Ridgeland developer Mark Nicholas and his Atlanta-based partner Mark Boutwell had worked on the project since 2008, inking in 2009 a contract with MSU to develop the property, which sits directly across one of the main entrances to MSU. Original plans included transforming the Cooley Building, which once housed the school’s physical plant, into office space for university personnel and surrounding it with a conference center, a hotel, a parking deck and retail and restaurant space.
That contract between MSU and Nicholas and Boutwell expired in April, according to David Shaw, vice president for research and economic development at the school. Nicholas and Shaw both said last week work toward finalizing the size and scope of the project continued after the contract’s expiration.
Nicholas and Boutwell said that in early August, they brought their out-of-state lender to a meeting with Shaw and other MSU officials in an effort to assure the school that financing to develop the conference center, the hotel and to renovate the Cooley Building was in place. The developers, they said, were under the impression that the meeting had been a success and that construction could soon start on a scaled-down version of CottonMill that included a conference center, adjacent hotel and the renovation of the Cooley Building.
“We showed them the financing was in place,” Nicholas said. “And then a week after that meeting, we got noticed that they were going to put it out for an RFP, which really took us by surprise.”
Shaw said university officials decided in July that the project needed a “fresh set of eyes on it. We needed the best ideas.” It was then, he said, that the decision was made to issue an RFP.
Nicholas and Boutwell responded to the RFP, along with Castleberry and one other developer, who Shaw did not name.
Shaw said one of the sticking points between the school and the original developers was arriving at a best use for the Cooley Building, which is on the National Register of Historic Places. Specifically, whether to locate the conference center either within the building or as part of an addition to it was an issue, Shaw said. Nicholas and Boutwell said the 110-year-old structure was not suitable for a fully functional conference center.
“You could have had a glorified meeting hall, but if you wanted 30-foot ceilings and a seating capacity of at least 1,000, it had to be separated,” Nicholas said. “At the end of the day, it was just too expensive to shore up that structure, and the (National) Park Service wasn’t going to let us do it anyway.”
Said Boutwell: “We explored all options toward that end. We had to reconfigure the project to make it work.”
Shaw said the negotiations with Castleberry will center on the must-haves for CottonMill — a conference center, a hotel, a parking deck to go with each and a restored Cooley Building. The Mississippi Development Authority has awarded an $8-million Community Development Block Grant to pay for the parking deck.
Castleberry did not return a message left on his cell phone last week.
Nicholas and Boutwell said they will move forward with developing the rest of the six acres they own just southwest of the CottonMill site. A Chick-fil-A and a Buffalo Wild Wings have recently opened on that parcel. Nicholas said retail development would follow.

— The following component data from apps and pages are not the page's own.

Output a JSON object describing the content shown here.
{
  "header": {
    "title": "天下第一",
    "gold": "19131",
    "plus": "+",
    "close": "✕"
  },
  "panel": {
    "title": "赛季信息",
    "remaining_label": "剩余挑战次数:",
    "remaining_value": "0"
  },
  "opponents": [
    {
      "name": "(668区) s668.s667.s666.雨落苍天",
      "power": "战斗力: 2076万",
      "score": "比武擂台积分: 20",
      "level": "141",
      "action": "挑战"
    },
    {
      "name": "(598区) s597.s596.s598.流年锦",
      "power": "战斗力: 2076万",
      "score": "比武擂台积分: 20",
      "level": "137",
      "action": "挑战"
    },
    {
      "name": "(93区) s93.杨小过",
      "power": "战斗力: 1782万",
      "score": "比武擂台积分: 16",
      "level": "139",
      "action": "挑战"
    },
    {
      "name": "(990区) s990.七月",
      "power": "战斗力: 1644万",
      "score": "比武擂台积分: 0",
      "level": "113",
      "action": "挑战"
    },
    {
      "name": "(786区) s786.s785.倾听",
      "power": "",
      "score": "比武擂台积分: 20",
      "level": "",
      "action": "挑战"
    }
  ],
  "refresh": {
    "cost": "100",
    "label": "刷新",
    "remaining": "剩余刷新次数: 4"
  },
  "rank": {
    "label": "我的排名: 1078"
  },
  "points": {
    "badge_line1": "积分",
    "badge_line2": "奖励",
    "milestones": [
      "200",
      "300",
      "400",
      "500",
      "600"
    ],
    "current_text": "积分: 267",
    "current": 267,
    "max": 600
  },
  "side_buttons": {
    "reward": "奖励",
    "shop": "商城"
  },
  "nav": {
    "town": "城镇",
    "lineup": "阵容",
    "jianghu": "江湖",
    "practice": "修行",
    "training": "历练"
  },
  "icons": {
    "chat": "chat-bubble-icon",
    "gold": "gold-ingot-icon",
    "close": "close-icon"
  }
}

“Our whole plan was to develop that whole block, that whole frontage into one development to create a front door to the university. Now sense the university has taken their land out of play, we’ve moved onto our contingency plan, which we could have started a long time ago.”
Nicholas said he and Boutwell had “significant” financial resources tied up in CottonMill, a lot of which could be used to develop their six acres. It is possible, Nicholas said, that the engineering work done on the Cooley Building could be sold to whoever ends up developing CottonMill, a project whose financial and bureaucratic hurdles make it “as complicated as it gets in the development world,” Boutwell said. “It’s really unfortunate it had to go down this way. It had potential to be a really spectacular development. Now it’s going to be piecemeal.”